(Stored data)
········
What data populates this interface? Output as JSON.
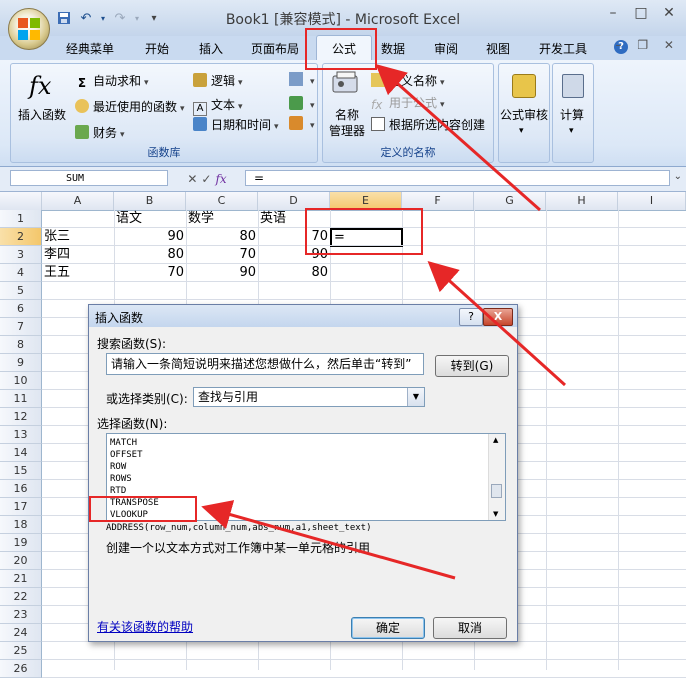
{
  "window": {
    "title": "Book1  [兼容模式] - Microsoft Excel",
    "controls": [
      "–",
      "□",
      "✕"
    ]
  },
  "ribbon_tabs": [
    "经典菜单",
    "开始",
    "插入",
    "页面布局",
    "公式",
    "数据",
    "审阅",
    "视图",
    "开发工具"
  ],
  "active_tab": "公式",
  "ribbon": {
    "library": {
      "insert_function": "插入函数",
      "autosum": "自动求和",
      "recent": "最近使用的函数",
      "financial": "财务",
      "logical": "逻辑",
      "text": "文本",
      "datetime": "日期和时间",
      "label": "函数库"
    },
    "names": {
      "name_manager_line1": "名称",
      "name_manager_line2": "管理器",
      "define_name": "定义名称",
      "use_in_formula": "用于公式",
      "create_from_selection": "根据所选内容创建",
      "label": "定义的名称"
    },
    "audit": "公式审核",
    "calc": "计算"
  },
  "formula_bar": {
    "name_box": "SUM",
    "content": "=",
    "fx": "fx"
  },
  "grid": {
    "columns": [
      "A",
      "B",
      "C",
      "D",
      "E",
      "F",
      "G",
      "H",
      "I"
    ],
    "rows": [
      "1",
      "2",
      "3",
      "4",
      "5",
      "6",
      "7",
      "8",
      "9",
      "10",
      "11",
      "12",
      "13",
      "14",
      "15",
      "16",
      "17",
      "18",
      "19",
      "20",
      "21",
      "22",
      "23",
      "24",
      "25",
      "26"
    ],
    "header_row": [
      "",
      "语文",
      "数学",
      "英语"
    ],
    "data": [
      {
        "name": "张三",
        "chinese": "90",
        "math": "80",
        "english": "70",
        "e": "="
      },
      {
        "name": "李四",
        "chinese": "80",
        "math": "70",
        "english": "90"
      },
      {
        "name": "王五",
        "chinese": "70",
        "math": "90",
        "english": "80"
      }
    ]
  },
  "dialog": {
    "title": "插入函数",
    "search_label": "搜索函数(S):",
    "search_value": "请输入一条简短说明来描述您想做什么，然后单击“转到”",
    "go_button": "转到(G)",
    "category_label": "或选择类别(C):",
    "category_value": "查找与引用",
    "function_label": "选择函数(N):",
    "functions": [
      "MATCH",
      "OFFSET",
      "ROW",
      "ROWS",
      "RTD",
      "TRANSPOSE",
      "VLOOKUP"
    ],
    "syntax": "ADDRESS(row_num,column_num,abs_num,a1,sheet_text)",
    "description": "创建一个以文本方式对工作簿中某一单元格的引用",
    "help_link": "有关该函数的帮助",
    "ok": "确定",
    "cancel": "取消",
    "help_btn": "?",
    "close_btn": "X"
  },
  "colors": {
    "annotation_red": "#e62727",
    "ribbon_blue": "#dce8f7"
  }
}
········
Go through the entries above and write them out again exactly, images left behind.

What data populates this interface? Output as JSON.
{
  "window": {
    "title": "Book1  [兼容模式] - Microsoft Excel",
    "controls": [
      "–",
      "□",
      "✕"
    ]
  },
  "ribbon_tabs": [
    "经典菜单",
    "开始",
    "插入",
    "页面布局",
    "公式",
    "数据",
    "审阅",
    "视图",
    "开发工具"
  ],
  "active_tab": "公式",
  "ribbon": {
    "library": {
      "insert_function": "插入函数",
      "autosum": "自动求和",
      "recent": "最近使用的函数",
      "financial": "财务",
      "logical": "逻辑",
      "text": "文本",
      "datetime": "日期和时间",
      "label": "函数库"
    },
    "names": {
      "name_manager_line1": "名称",
      "name_manager_line2": "管理器",
      "define_name": "定义名称",
      "use_in_formula": "用于公式",
      "create_from_selection": "根据所选内容创建",
      "label": "定义的名称"
    },
    "audit": "公式审核",
    "calc": "计算"
  },
  "formula_bar": {
    "name_box": "SUM",
    "content": "=",
    "fx": "fx"
  },
  "grid": {
    "columns": [
      "A",
      "B",
      "C",
      "D",
      "E",
      "F",
      "G",
      "H",
      "I"
    ],
    "rows": [
      "1",
      "2",
      "3",
      "4",
      "5",
      "6",
      "7",
      "8",
      "9",
      "10",
      "11",
      "12",
      "13",
      "14",
      "15",
      "16",
      "17",
      "18",
      "19",
      "20",
      "21",
      "22",
      "23",
      "24",
      "25",
      "26"
    ],
    "header_row": [
      "",
      "语文",
      "数学",
      "英语"
    ],
    "data": [
      {
        "name": "张三",
        "chinese": "90",
        "math": "80",
        "english": "70",
        "e": "="
      },
      {
        "name": "李四",
        "chinese": "80",
        "math": "70",
        "english": "90"
      },
      {
        "name": "王五",
        "chinese": "70",
        "math": "90",
        "english": "80"
      }
    ]
  },
  "dialog": {
    "title": "插入函数",
    "search_label": "搜索函数(S):",
    "search_value": "请输入一条简短说明来描述您想做什么，然后单击“转到”",
    "go_button": "转到(G)",
    "category_label": "或选择类别(C):",
    "category_value": "查找与引用",
    "function_label": "选择函数(N):",
    "functions": [
      "MATCH",
      "OFFSET",
      "ROW",
      "ROWS",
      "RTD",
      "TRANSPOSE",
      "VLOOKUP"
    ],
    "syntax": "ADDRESS(row_num,column_num,abs_num,a1,sheet_text)",
    "description": "创建一个以文本方式对工作簿中某一单元格的引用",
    "help_link": "有关该函数的帮助",
    "ok": "确定",
    "cancel": "取消",
    "help_btn": "?",
    "close_btn": "X"
  },
  "colors": {
    "annotation_red": "#e62727",
    "ribbon_blue": "#dce8f7"
  }
}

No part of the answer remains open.